If you like your hot hatches a bit spicy, they don’t come more piquant than the Mini John Cooper Works GP, now in its third generation of lunacy. We’ll be getting our hands on the new one as soon as lockdown restrictions allow, but to tide us over until then, here are some pictures of it having a ding-dong in Germany with the two previous generations.
To recap: This new GP is just as extreme as its predecessors, probably more so. Output is up to 302hp and 450Nm from the same 2.0-liter four-cylinder motor as the uninspiring 4WD BMW M135i. It uses the same eight-speed auto, too—no manual option, unfortunately—with power sent to the front axle.
The GP is therefore slightly slower from 0-100kph than the M135i—5.2sec plays 4.8sec.
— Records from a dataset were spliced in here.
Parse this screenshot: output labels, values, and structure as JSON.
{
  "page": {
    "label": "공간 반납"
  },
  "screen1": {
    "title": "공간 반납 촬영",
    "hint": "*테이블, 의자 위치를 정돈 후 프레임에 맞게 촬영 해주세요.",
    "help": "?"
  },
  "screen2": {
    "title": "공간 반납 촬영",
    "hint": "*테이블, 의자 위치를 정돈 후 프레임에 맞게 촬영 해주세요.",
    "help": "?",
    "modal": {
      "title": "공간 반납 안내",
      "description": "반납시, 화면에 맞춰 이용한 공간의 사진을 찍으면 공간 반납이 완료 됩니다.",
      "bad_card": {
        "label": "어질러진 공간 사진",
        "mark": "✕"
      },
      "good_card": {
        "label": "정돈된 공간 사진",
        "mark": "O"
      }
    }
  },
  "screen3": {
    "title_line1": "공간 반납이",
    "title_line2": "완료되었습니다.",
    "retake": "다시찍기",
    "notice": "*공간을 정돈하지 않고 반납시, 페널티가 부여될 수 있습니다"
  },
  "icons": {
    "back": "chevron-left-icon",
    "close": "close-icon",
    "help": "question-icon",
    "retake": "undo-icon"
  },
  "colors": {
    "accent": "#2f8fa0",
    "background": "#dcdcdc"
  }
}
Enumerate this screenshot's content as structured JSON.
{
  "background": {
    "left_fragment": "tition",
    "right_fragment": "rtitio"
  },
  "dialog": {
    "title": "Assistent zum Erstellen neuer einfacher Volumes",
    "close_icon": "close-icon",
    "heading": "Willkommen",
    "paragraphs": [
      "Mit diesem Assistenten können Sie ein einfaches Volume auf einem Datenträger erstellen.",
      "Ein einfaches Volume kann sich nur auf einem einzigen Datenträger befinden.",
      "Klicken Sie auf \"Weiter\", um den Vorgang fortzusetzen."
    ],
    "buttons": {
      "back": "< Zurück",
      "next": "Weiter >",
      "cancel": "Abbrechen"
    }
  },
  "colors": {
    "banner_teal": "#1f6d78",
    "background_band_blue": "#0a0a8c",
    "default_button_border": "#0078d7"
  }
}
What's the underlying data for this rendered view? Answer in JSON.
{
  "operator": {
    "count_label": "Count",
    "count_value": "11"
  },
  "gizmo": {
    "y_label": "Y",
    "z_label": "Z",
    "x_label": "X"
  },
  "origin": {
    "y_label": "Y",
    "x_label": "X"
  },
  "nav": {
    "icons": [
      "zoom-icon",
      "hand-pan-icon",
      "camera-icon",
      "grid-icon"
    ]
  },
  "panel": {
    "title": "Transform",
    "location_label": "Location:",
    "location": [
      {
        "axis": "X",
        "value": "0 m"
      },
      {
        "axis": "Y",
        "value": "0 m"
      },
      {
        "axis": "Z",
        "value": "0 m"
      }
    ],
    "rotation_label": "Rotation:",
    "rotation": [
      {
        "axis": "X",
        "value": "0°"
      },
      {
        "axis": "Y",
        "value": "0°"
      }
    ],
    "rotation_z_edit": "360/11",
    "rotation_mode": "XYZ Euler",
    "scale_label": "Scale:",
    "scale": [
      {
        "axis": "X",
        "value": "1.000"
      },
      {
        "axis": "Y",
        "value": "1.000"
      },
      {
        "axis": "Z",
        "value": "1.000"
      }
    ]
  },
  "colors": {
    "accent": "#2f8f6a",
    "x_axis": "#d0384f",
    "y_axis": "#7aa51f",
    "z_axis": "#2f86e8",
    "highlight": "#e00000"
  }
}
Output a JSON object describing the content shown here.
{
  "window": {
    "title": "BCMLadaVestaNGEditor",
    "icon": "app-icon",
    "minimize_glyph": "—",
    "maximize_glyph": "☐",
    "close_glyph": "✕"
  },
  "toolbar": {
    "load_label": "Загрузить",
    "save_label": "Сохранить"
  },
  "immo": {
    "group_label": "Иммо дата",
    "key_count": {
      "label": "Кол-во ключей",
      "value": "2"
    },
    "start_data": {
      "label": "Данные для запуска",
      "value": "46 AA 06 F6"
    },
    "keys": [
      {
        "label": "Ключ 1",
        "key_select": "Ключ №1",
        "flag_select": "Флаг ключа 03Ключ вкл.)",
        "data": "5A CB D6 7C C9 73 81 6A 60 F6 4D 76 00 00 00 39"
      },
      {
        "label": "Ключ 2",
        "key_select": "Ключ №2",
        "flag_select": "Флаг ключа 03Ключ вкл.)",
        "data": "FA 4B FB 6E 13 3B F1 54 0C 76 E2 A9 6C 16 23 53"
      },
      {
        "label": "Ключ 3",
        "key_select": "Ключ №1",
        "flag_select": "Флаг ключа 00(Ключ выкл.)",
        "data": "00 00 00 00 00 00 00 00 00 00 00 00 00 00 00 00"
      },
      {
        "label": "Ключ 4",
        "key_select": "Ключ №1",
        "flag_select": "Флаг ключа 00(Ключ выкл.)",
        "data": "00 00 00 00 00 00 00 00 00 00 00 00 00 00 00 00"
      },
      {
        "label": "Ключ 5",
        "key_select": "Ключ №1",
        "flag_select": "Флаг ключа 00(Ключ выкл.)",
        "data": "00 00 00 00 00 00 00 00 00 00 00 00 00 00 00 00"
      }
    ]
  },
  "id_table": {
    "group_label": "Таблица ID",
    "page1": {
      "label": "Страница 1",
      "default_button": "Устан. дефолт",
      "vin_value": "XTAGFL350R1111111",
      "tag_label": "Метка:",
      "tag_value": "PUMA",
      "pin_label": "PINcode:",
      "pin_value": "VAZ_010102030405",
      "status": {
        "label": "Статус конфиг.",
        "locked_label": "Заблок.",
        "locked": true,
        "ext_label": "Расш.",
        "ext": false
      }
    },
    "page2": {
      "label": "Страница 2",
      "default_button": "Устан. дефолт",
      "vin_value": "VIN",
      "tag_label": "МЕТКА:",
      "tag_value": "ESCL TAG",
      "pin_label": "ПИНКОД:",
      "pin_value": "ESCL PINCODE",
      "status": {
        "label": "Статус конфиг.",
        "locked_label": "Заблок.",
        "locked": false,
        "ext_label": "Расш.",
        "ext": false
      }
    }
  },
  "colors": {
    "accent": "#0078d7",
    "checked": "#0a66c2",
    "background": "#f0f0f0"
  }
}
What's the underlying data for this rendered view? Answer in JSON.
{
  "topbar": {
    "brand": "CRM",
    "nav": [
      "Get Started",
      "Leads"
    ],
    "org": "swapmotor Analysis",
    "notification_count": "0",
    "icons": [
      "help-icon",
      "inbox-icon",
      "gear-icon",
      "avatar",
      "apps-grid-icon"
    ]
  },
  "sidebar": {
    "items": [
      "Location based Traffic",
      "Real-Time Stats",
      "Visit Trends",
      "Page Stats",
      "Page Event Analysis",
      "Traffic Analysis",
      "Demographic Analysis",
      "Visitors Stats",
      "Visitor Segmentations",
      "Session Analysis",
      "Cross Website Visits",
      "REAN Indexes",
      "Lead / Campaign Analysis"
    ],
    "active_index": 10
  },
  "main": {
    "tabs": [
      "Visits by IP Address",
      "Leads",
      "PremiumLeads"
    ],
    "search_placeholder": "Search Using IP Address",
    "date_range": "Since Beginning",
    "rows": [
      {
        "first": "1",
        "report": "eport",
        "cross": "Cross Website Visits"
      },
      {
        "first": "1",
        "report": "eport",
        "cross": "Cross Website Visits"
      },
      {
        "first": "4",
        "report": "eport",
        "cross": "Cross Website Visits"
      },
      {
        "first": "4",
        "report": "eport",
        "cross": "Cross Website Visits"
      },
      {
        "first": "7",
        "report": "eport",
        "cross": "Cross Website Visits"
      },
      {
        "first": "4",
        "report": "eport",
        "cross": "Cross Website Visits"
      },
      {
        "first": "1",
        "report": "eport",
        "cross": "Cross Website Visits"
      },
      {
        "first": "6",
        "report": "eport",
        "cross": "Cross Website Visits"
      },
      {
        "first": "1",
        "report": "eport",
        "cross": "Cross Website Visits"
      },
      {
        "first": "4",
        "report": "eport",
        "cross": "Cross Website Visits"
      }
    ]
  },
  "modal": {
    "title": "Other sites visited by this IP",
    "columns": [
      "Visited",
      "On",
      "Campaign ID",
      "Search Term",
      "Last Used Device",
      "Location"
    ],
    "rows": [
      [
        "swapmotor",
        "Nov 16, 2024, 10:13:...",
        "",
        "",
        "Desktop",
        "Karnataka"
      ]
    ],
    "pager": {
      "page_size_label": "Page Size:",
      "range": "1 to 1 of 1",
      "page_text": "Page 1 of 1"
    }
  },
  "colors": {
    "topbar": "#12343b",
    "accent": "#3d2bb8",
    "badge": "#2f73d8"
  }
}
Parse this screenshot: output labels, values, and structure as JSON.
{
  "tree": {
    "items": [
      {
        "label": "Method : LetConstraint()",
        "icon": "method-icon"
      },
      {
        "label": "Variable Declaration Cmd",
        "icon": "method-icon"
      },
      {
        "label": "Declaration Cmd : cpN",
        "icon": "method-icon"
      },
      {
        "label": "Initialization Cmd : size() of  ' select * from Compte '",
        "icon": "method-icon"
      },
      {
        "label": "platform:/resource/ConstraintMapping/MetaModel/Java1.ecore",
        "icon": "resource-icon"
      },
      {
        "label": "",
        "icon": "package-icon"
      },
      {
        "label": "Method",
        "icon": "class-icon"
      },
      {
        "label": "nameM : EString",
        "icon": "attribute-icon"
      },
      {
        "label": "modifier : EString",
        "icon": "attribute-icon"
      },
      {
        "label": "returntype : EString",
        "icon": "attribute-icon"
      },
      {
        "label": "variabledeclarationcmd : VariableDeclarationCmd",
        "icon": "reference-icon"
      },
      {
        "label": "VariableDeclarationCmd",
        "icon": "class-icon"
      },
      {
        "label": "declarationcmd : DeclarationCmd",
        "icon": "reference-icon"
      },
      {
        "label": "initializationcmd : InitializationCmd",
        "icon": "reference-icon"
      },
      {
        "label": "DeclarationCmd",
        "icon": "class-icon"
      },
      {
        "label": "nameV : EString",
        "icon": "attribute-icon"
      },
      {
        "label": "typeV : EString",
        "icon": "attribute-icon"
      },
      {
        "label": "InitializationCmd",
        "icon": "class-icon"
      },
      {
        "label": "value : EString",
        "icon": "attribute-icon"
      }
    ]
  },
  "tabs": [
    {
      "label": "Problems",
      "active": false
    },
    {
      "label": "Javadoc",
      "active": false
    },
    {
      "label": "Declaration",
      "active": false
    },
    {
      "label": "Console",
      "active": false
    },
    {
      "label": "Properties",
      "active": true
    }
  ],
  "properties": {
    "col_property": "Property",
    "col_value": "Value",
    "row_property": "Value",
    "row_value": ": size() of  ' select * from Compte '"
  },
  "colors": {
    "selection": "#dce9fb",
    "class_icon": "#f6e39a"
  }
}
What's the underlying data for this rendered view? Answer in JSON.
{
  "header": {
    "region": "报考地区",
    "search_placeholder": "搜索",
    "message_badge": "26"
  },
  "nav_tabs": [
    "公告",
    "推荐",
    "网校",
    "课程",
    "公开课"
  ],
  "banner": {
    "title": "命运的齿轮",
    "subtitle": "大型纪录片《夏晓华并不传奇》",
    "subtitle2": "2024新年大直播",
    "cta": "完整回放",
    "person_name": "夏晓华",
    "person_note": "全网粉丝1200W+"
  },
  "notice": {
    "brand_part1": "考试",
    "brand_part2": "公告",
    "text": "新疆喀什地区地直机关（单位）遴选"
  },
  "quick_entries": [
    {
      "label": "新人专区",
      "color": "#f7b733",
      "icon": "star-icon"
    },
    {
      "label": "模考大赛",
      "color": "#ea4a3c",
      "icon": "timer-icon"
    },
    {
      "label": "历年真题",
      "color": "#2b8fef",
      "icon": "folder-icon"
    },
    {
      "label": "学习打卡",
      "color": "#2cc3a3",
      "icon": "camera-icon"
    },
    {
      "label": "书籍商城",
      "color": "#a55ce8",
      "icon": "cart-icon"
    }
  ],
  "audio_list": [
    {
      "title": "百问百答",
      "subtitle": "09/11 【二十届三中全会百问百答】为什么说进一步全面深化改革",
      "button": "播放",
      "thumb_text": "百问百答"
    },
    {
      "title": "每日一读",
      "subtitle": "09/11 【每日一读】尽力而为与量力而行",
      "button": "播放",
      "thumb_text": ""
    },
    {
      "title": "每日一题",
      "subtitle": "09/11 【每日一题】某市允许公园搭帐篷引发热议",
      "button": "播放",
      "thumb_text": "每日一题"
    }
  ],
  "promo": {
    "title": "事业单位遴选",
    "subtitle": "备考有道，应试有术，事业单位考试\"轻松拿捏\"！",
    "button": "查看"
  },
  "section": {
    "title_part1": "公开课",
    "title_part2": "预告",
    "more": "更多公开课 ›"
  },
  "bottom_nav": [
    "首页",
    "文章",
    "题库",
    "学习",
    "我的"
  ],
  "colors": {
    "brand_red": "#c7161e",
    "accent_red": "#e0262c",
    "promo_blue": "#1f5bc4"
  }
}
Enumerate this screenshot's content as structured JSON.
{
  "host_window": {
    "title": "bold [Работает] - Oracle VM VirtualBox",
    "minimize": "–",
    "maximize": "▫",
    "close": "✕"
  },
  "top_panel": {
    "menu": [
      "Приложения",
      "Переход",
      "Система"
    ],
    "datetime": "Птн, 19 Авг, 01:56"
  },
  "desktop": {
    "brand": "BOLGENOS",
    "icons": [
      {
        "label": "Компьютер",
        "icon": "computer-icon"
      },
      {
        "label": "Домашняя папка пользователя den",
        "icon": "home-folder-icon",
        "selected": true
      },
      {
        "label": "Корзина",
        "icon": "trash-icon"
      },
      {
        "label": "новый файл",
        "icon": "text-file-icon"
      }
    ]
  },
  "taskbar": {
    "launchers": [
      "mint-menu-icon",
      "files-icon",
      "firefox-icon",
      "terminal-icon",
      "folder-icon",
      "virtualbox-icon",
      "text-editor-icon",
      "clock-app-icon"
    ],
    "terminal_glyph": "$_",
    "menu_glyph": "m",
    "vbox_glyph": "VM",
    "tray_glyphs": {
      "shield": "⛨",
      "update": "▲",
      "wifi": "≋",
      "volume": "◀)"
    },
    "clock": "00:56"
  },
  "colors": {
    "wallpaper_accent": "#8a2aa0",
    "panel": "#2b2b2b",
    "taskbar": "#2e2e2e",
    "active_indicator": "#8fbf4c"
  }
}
Faster outright, though, with an un-restricted 264kph top speed. A mechanical locking diff helps transmit power through front wheels to road.
It gets a 40mm wider track, rides 10mm lower than a normal Mini JCW, and should be a fair bit stiffer, too. Inside, the changes are more subtle—well, apart from the rear seats being lobbed out in true GP tradition. The digital dials come from the Mini Electric, and some of the trim is 3D-printed.
Sound serious enough? In development, it clocked a sub-8min ’Ring time, Mini says. Only 3,000 will be built.
We never thought of the 2006 and 2012 GPs as introverts, but next to the new one, well, they are a bit. It’s those wheel arches. Made from thermoplastic and carbon-fiber-reinforced plastic recycled from the production of the BMW i3 and i8 (both of which use part-CFRP chassis), they contain the wider track. Then there’s the spoiler, ooof, and the less said about those Union Jack taillights, the better.
But there’s just something about the simplicity of the original—the Cooper S Works GP. Launched in 2006 and limited to 2,000 cars, it cost £22,000 new, and weighed 50kg less and sat 10mm lower than the Cooper S of its day. It’s output of 218hp sounds fairly unremarkable 14 years on, but this was the addictive little supercharged 1.6-liter, remember—it’s been turbos ever since.
How did it stack up when we last drove it? “Properly old-school. That’s your short answer. Driven back-to-back with any modern hot hatch, this will feel more than 10 years its senior. Partly, it’s in the power delivery. The supercharger wails merrily away as the revs climb. And those revs build in a completely linear manner. It almost feels slow at first if, like me, you’ve become so accustomed to bracing yourself for a kick of a turbocharged midrange. Light on its feet, too. Compared to newer stuff, it feels a little skittish. It’s from a time when hot hatches didn’t race for ’Ring records and the limpet-like grip those require.”
The ‘second-gen’ 2012 model is a fraction harder to get excited about. Yes, it crackles and pops more than my three-year-old’s breakfast, but with only 215hp from its turbocharged 1.6-liter, it didn’t exactly blow anyone away. Chassis mods meant it was still flippin’ quick, though—posting an 8min 23sec lap of the ’Ring, although in the real-world, 0-100kph in 6.3sec is fairly pedestrian by today’s standards.
So, you can see why BMW wanted to crack on a bit with this new one and put it right up there with track-focused royalty. What’s your pick, then? Could you live with something as extreme as the new one, or do you prefer to kick it old-school? Let us know in the comments.
NOTE: This article first appeared on TopGear.com. Minor edits have been made.